ann dibble blog card 410Yesterday, Beth Goldman, President of the New York Legal Assistance Group, had the opportunity to join a number of advocates, tenants, academics and legal services providers in testifying before the New York City Council Committee on Courts & Legal Services. She was there to speak in support of Intro 214-A, legislation introduced in March 2014 by Council Members Mark Levine and Vanessa Gibson. It has been sponsored by 41 members of the Council and the Public Advocate, and endorsed by the New York Times Editorial Board. The bill would create a right to legal representation for low-income New Yorkers in eviction, ejectment and foreclosure proceedings.

The lack of affordable housing in New York City has become a true humanitarian crisis, increasing homelessness, displacing families that have lived here for decades and irreversibly altering the character of neighborhoods. Low-income New Yorkers at risk of eviction and foreclosure face an enormous justice gap. There is a drastic imbalance in the level of legal representation between landlords and tenants in eviction proceedings, as well as between banks and homeowners in foreclosure actions. These challenges are compounded for low-income elderly, disabled and non-English speaking clients. While the recent increased funding has been highly impactful, funding can be decreased or eliminated. Establishing access to legal counsel as a right for low-income New Yorkers facing eviction and foreclosure would level the playing field and ensure a fairer resolution of such disputes.

As a recent report from the NYC Office of Civil Justice demonstrated, even with the significant additional funding the City has committed to civil legal services, which has significantly increased the number of tenants represented, it remains the case that almost 75% of  most tenants facing eviction and 40% of homeowners facing foreclosure are still unrepresented. The only way to guarantee full representation for all vulnerable tenants and homeowners is to create a right to counsel.

Every day, NYLAG attorneys meet tenants who have unwittingly waived crucial rights and defenses in their eviction proceedings because they were unrepresented and unware of their legal options and remedies. New York City housing law is a vast and complex subject and even the most sophisticated tenants simply don’t know all of their rights. Landlords, on the other hand, are almost always represented by an attorney. This power imbalance results in tragic outcomes every day, including: tenants who sign agreements to move out of an apartment they have a legal right to remain in; who agree to pay large sums for back rent or fees they don’t legally owe; who are intentionally misled to believe that their landlord’s attorney was actually their attorney or a neutral court attorney and as a result enter into an unfair agreement that is not in their best interest; who don’t know how to undo a default judgment that was entered against them because their landlord failed to serve them with court documents; and who agreed to move out of their life-long homes after the death of a spouse or parent because they did not understand their succession rights.

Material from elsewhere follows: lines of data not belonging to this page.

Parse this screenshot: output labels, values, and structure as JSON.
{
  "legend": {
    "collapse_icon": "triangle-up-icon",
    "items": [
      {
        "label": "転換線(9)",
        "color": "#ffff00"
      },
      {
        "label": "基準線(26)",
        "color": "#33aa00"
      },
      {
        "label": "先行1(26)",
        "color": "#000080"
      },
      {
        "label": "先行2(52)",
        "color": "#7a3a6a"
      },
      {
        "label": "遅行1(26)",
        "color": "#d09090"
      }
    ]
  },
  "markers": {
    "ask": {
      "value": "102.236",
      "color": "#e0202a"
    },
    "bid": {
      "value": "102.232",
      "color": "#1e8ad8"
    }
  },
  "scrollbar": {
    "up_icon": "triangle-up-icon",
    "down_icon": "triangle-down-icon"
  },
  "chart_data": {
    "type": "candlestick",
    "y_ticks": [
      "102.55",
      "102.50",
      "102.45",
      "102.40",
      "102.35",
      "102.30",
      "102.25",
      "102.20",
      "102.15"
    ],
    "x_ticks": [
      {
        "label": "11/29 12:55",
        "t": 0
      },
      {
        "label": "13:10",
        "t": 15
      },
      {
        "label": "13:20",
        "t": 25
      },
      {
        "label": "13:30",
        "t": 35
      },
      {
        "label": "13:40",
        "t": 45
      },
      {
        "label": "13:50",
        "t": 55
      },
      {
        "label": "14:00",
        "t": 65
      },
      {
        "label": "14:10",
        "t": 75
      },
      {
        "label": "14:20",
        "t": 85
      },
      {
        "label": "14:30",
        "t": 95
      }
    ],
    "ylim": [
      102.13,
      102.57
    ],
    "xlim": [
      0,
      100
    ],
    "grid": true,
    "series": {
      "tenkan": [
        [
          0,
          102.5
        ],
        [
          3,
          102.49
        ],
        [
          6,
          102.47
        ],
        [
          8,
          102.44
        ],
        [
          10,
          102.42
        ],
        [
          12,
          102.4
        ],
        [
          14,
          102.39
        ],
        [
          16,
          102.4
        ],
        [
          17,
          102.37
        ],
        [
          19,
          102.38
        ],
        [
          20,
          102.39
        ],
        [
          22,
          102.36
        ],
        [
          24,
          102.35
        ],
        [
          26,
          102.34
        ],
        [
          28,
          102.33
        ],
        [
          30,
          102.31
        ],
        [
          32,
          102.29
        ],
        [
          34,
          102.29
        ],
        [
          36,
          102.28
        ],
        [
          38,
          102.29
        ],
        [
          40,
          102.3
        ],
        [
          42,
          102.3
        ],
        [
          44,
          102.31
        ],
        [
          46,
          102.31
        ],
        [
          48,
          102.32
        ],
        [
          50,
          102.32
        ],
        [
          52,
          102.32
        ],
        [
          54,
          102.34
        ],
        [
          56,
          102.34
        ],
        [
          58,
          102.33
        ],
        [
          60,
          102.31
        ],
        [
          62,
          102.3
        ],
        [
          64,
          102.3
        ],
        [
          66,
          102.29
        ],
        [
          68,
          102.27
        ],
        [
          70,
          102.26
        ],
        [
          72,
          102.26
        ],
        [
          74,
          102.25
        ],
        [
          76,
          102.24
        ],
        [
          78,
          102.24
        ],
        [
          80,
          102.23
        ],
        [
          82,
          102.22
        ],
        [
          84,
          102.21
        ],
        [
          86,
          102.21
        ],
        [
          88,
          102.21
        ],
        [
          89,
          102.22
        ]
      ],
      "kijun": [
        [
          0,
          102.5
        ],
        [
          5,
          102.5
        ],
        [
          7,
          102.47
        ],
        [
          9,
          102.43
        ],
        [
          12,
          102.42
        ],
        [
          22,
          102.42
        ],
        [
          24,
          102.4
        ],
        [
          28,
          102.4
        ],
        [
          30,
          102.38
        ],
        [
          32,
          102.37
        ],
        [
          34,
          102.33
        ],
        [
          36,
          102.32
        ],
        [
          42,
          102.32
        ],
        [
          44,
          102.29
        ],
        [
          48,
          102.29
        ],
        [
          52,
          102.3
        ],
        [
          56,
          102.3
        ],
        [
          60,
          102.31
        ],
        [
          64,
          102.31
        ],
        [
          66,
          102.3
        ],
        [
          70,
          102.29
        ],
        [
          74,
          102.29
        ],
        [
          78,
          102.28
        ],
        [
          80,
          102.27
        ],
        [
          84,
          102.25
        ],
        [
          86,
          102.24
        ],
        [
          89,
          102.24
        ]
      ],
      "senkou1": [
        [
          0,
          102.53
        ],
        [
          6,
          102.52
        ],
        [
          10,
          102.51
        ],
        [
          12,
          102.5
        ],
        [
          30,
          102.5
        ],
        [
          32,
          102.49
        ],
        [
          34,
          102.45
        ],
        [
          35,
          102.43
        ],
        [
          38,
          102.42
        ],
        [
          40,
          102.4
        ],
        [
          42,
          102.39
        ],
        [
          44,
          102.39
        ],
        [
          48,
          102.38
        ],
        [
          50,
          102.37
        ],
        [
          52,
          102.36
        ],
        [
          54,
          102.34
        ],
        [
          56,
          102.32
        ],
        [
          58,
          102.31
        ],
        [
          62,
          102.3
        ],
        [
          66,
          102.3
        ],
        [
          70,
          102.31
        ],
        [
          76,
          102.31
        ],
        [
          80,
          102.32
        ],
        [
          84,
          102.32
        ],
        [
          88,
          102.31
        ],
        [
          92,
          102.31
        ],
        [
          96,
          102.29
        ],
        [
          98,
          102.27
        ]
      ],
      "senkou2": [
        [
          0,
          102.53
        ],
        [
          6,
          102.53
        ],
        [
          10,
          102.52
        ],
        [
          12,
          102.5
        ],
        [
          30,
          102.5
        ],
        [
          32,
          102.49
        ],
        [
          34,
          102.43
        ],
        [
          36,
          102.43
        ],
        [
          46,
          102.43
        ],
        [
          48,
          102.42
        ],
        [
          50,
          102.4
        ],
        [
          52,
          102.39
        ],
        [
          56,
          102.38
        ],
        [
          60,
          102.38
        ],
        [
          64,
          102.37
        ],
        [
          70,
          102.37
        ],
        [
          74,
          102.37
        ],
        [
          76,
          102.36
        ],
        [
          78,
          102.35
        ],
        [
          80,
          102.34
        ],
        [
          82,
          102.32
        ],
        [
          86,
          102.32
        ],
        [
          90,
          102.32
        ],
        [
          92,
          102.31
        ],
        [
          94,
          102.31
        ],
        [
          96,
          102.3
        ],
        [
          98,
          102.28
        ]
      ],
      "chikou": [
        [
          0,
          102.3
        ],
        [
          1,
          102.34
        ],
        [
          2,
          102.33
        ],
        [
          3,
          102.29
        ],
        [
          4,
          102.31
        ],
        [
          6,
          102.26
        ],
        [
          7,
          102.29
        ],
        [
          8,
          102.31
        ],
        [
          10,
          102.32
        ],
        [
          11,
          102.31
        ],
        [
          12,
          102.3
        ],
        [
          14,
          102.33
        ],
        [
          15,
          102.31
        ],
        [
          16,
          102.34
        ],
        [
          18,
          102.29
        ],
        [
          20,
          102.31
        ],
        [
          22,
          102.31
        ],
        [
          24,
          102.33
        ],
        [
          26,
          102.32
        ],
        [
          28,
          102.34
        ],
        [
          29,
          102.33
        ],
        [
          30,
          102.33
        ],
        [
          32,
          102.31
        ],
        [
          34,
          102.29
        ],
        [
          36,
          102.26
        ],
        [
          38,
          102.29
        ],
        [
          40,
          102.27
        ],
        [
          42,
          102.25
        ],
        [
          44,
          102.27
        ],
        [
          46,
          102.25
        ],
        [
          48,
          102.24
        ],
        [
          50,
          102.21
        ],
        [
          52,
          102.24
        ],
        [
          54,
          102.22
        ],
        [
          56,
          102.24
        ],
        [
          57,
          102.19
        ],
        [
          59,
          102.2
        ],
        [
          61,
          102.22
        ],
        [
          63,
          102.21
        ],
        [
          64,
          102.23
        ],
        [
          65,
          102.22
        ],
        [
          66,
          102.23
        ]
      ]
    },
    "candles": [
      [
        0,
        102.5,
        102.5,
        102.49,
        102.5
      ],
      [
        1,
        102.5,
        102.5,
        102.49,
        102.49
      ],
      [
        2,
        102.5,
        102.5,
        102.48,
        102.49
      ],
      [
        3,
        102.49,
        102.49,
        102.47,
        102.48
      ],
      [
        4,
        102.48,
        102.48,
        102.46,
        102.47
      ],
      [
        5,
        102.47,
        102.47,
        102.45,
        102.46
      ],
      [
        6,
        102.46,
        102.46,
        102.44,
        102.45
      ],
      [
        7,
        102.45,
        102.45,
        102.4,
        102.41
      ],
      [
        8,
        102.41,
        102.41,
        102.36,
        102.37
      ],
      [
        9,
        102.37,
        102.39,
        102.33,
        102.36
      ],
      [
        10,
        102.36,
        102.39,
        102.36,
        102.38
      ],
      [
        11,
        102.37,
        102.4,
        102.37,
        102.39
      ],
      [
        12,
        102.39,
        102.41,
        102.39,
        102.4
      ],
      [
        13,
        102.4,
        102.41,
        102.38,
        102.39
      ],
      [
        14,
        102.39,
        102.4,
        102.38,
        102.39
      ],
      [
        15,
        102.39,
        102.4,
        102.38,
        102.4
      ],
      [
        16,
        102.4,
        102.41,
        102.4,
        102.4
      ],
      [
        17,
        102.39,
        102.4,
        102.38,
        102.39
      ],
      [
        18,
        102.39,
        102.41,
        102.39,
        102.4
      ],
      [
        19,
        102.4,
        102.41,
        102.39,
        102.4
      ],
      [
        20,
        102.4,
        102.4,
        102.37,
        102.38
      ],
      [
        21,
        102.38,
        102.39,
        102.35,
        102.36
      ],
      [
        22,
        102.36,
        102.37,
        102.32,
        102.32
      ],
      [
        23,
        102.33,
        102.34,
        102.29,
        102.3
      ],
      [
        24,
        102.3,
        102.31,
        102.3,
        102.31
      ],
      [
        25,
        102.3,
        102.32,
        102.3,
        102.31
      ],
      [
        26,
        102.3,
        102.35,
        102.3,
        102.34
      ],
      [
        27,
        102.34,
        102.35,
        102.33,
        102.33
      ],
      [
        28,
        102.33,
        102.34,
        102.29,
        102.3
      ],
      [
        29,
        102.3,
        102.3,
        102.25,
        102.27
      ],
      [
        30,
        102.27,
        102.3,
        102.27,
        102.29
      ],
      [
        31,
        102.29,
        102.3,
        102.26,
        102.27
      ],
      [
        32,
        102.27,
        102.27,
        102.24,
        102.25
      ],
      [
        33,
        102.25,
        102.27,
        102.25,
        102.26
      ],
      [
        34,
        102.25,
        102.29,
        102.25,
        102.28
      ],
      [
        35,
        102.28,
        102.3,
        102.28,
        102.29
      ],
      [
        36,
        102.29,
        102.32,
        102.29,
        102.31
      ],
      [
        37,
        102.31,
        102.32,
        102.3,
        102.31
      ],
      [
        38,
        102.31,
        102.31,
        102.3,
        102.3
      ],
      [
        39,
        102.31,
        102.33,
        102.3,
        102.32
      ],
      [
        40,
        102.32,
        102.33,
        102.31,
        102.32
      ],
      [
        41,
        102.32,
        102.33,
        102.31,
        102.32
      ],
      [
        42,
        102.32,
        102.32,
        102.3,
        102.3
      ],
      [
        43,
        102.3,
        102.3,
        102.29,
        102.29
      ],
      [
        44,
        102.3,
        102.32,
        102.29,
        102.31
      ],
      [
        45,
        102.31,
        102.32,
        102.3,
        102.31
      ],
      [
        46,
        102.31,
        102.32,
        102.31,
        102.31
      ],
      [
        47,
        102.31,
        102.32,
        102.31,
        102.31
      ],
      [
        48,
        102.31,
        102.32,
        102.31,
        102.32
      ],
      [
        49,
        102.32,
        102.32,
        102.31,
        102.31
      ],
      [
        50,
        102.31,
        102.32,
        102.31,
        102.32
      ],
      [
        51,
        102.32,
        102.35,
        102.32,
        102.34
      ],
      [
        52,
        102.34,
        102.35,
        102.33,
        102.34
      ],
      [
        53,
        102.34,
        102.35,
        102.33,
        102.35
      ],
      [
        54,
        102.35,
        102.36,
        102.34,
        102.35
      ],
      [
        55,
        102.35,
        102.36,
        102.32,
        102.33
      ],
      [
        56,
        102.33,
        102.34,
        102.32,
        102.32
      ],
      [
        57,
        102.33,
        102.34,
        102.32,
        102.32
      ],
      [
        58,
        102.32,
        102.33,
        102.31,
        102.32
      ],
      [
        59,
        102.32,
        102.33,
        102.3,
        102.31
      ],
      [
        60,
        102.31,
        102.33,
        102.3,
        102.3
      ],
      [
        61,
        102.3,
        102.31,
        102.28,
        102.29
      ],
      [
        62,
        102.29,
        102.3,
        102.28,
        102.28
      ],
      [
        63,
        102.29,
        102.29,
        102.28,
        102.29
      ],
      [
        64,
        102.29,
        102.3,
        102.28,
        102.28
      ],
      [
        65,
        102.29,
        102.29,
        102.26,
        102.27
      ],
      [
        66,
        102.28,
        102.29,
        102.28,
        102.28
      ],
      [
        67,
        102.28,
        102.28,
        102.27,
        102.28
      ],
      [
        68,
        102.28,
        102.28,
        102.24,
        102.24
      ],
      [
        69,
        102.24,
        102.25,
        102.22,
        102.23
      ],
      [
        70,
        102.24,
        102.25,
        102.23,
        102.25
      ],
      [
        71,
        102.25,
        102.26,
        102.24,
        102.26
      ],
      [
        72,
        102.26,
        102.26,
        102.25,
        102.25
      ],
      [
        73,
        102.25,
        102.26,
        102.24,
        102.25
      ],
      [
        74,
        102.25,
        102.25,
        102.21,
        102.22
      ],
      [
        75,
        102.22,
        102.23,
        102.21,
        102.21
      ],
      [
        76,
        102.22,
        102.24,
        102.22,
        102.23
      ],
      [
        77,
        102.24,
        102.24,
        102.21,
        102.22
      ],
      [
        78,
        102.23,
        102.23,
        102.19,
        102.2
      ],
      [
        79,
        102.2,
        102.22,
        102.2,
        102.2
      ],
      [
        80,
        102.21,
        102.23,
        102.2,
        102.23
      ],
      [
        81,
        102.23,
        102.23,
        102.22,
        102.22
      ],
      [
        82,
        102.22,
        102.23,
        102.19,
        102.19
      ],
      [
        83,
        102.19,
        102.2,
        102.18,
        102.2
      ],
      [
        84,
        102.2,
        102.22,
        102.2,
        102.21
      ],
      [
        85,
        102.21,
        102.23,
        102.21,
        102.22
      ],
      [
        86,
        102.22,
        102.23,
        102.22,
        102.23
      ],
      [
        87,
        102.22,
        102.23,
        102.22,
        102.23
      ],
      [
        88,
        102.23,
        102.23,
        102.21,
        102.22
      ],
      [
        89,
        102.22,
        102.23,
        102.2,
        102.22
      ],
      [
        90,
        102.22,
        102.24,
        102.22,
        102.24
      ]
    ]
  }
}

Among homeowners, we regularly meet clients who have been victims of mortgage scams, have already been foreclosed upon, or are on the verge of losing their homes to foreclosure. Often they were unaware that an action had been commenced against them until it was too late, cannot determine who owns their mortgage and therefore whether the person who sued them has standing to do so, and cannot determine whether the amount that is claimed is what they actually owe. Homeowners are often unaware of what modification and other workout options are available to them.

One of the most effective ways for the City to address homelessness and maintain affordable housing is to provide all low-income tenants and homeowners facing eviction with access to legal services. It is far easier and more cost-effective to preserve housing than it is to find housing for an individual or a family that has become homeless. Attorneys are able to protect tenants’ rights, keep tenants in stabilized apartments, assist tenants with obtaining appropriate subsidies, preserve subsidies, ensure housing is safe and habitable and arm tenants with knowledge regarding their rights. When a tenant has an attorney, a landlord is much less likely to pursue a frivolous claim or a course of harassment. Individuals facing the threat of homelessness who are given access to an attorney are less likely to become homeless than those who do not have access to one.

New York City cannot resolve its housing crisis without providing individuals and families at risk of homelessness access to legal counsel as a matter of right.